ACTION ITEM:
Write the listing out again verbatim, leaving nothing out.

DATA FOR THIS EXERCISE:
-*-

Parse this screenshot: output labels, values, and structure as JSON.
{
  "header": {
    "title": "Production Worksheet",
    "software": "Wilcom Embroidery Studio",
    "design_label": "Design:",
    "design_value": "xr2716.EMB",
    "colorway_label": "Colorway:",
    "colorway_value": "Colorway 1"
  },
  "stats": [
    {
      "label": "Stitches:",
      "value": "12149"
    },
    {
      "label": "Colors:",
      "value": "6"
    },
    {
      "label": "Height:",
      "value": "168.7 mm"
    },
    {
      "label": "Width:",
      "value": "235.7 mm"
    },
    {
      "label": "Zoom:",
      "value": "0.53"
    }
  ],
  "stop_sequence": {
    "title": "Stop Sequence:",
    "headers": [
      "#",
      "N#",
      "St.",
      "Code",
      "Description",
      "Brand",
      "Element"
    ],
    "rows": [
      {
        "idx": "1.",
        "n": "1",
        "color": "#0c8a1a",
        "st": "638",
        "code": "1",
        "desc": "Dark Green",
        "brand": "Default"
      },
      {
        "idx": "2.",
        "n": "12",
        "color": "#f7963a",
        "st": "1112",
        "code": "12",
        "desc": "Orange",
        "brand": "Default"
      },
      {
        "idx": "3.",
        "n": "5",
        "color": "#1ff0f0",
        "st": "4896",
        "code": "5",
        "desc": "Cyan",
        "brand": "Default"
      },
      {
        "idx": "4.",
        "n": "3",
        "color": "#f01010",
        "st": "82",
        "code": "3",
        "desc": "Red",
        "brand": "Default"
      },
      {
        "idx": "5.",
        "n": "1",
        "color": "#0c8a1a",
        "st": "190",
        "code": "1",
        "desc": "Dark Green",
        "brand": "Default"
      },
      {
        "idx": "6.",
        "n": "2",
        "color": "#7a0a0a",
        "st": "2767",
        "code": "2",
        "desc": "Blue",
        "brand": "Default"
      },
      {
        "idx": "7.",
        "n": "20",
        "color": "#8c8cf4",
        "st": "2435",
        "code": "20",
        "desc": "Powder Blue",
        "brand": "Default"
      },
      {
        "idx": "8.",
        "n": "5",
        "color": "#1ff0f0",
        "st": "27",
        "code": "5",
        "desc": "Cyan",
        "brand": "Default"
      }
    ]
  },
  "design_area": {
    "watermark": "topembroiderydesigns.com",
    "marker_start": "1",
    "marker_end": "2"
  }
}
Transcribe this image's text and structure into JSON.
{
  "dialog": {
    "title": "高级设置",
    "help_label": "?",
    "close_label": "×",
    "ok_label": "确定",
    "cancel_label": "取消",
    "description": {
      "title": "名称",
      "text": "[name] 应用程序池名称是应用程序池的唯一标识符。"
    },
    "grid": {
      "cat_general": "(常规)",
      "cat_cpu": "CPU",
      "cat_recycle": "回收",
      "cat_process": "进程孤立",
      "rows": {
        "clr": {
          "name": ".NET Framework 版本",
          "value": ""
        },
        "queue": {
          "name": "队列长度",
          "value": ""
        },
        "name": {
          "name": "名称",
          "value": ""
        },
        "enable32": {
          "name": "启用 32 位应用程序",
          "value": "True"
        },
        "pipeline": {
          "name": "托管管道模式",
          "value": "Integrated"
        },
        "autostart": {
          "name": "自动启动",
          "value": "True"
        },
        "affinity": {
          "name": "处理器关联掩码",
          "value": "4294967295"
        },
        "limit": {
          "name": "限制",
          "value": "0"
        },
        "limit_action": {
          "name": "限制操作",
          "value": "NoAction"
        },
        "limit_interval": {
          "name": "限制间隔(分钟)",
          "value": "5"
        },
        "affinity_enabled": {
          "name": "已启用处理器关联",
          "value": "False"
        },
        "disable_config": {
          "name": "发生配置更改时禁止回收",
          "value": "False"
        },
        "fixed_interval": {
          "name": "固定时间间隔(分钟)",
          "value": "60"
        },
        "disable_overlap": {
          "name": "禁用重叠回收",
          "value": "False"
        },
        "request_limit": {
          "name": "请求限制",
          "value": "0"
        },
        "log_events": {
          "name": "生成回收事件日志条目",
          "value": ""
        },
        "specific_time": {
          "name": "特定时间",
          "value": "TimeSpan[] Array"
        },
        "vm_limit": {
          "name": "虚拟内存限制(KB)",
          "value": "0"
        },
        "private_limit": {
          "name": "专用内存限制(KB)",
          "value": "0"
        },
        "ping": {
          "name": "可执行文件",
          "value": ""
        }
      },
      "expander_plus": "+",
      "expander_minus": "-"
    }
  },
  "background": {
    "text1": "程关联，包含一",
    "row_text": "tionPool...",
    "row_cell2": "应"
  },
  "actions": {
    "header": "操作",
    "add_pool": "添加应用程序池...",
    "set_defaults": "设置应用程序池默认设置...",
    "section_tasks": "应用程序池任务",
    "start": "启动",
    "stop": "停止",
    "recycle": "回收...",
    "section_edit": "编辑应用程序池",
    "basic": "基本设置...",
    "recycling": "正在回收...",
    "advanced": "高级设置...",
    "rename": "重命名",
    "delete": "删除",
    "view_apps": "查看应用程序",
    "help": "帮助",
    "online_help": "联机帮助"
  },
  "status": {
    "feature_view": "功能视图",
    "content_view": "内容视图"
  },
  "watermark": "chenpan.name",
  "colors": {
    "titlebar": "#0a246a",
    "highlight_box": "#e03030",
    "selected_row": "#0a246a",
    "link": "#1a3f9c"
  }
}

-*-

TASK ANSWER:
Parse this screenshot: output labels, values, and structure as JSON.
{
  "header": {
    "title": "Production Worksheet",
    "software": "Wilcom Embroidery Studio",
    "design_label": "Design:",
    "design_value": "xr2716.EMB",
    "colorway_label": "Colorway:",
    "colorway_value": "Colorway 1"
  },
  "stats": [
    {
      "label": "Stitches:",
      "value": "12149"
    },
    {
      "label": "Colors:",
      "value": "6"
    },
    {
      "label": "Height:",
      "value": "168.7 mm"
    },
    {
      "label": "Width:",
      "value": "235.7 mm"
    },
    {
      "label": "Zoom:",
      "value": "0.53"
    }
  ],
  "stop_sequence": {
    "title": "Stop Sequence:",
    "headers": [
      "#",
      "N#",
      "St.",
      "Code",
      "Description",
      "Brand",
      "Element"
    ],
    "rows": [
      {
        "idx": "1.",
        "n": "1",
        "color": "#0c8a1a",
        "st": "638",
        "code": "1",
        "desc": "Dark Green",
        "brand": "Default"
      },
      {
        "idx": "2.",
        "n": "12",
        "color": "#f7963a",
        "st": "1112",
        "code": "12",
        "desc": "Orange",
        "brand": "Default"
      },
      {
        "idx": "3.",
        "n": "5",
        "color": "#1ff0f0",
        "st": "4896",
        "code": "5",
        "desc": "Cyan",
        "brand": "Default"
      },
      {
        "idx": "4.",
        "n": "3",
        "color": "#f01010",
        "st": "82",
        "code": "3",
        "desc": "Red",
        "brand": "Default"
      },
      {
        "idx": "5.",
        "n": "1",
        "color": "#0c8a1a",
        "st": "190",
        "code": "1",
        "desc": "Dark Green",
        "brand": "Default"
      },
      {
        "idx": "6.",
        "n": "2",
        "color": "#7a0a0a",
        "st": "2767",
        "code": "2",
        "desc": "Blue",
        "brand": "Default"
      },
      {
        "idx": "7.",
        "n": "20",
        "color": "#8c8cf4",
        "st": "2435",
        "code": "20",
        "desc": "Powder Blue",
        "brand": "Default"
      },
      {
        "idx": "8.",
        "n": "5",
        "color": "#1ff0f0",
        "st": "27",
        "code": "5",
        "desc": "Cyan",
        "brand": "Default"
      }
    ]
  },
  "design_area": {
    "watermark": "topembroiderydesigns.com",
    "marker_start": "1",
    "marker_end": "2"
  }
}
Transcribe this image's text and structure into JSON.
{
  "dialog": {
    "title": "高级设置",
    "help_label": "?",
    "close_label": "×",
    "ok_label": "确定",
    "cancel_label": "取消",
    "description": {
      "title": "名称",
      "text": "[name] 应用程序池名称是应用程序池的唯一标识符。"
    },
    "grid": {
      "cat_general": "(常规)",
      "cat_cpu": "CPU",
      "cat_recycle": "回收",
      "cat_process": "进程孤立",
      "rows": {
        "clr": {
          "name": ".NET Framework 版本",
          "value": ""
        },
        "queue": {
          "name": "队列长度",
          "value": ""
        },
        "name": {
          "name": "名称",
          "value": ""
        },
        "enable32": {
          "name": "启用 32 位应用程序",
          "value": "True"
        },
        "pipeline": {
          "name": "托管管道模式",
          "value": "Integrated"
        },
        "autostart": {
          "name": "自动启动",
          "value": "True"
        },
        "affinity": {
          "name": "处理器关联掩码",
          "value": "4294967295"
        },
        "limit": {
          "name": "限制",
          "value": "0"
        },
        "limit_action": {
          "name": "限制操作",
          "value": "NoAction"
        },
        "limit_interval": {
          "name": "限制间隔(分钟)",
          "value": "5"
        },
        "affinity_enabled": {
          "name": "已启用处理器关联",
          "value": "False"
        },
        "disable_config": {
          "name": "发生配置更改时禁止回收",
          "value": "False"
        },
        "fixed_interval": {
          "name": "固定时间间隔(分钟)",
          "value": "60"
        },
        "disable_overlap": {
          "name": "禁用重叠回收",
          "value": "False"
        },
        "request_limit": {
          "name": "请求限制",
          "value": "0"
        },
        "log_events": {
          "name": "生成回收事件日志条目",
          "value": ""
        },
        "specific_time": {
          "name": "特定时间",
          "value": "TimeSpan[] Array"
        },
        "vm_limit": {
          "name": "虚拟内存限制(KB)",
          "value": "0"
        },
        "private_limit": {
          "name": "专用内存限制(KB)",
          "value": "0"
        },
        "ping": {
          "name": "可执行文件",
          "value": ""
        }
      },
      "expander_plus": "+",
      "expander_minus": "-"
    }
  },
  "background": {
    "text1": "程关联，包含一",
    "row_text": "tionPool...",
    "row_cell2": "应"
  },
  "actions": {
    "header": "操作",
    "add_pool": "添加应用程序池...",
    "set_defaults": "设置应用程序池默认设置...",
    "section_tasks": "应用程序池任务",
    "start": "启动",
    "stop": "停止",
    "recycle": "回收...",
    "section_edit": "编辑应用程序池",
    "basic": "基本设置...",
    "recycling": "正在回收...",
    "advanced": "高级设置...",
    "rename": "重命名",
    "delete": "删除",
    "view_apps": "查看应用程序",
    "help": "帮助",
    "online_help": "联机帮助"
  },
  "status": {
    "feature_view": "功能视图",
    "content_view": "内容视图"
  },
  "watermark": "chenpan.name",
  "colors": {
    "titlebar": "#0a246a",
    "highlight_box": "#e03030",
    "selected_row": "#0a246a",
    "link": "#1a3f9c"
  }
}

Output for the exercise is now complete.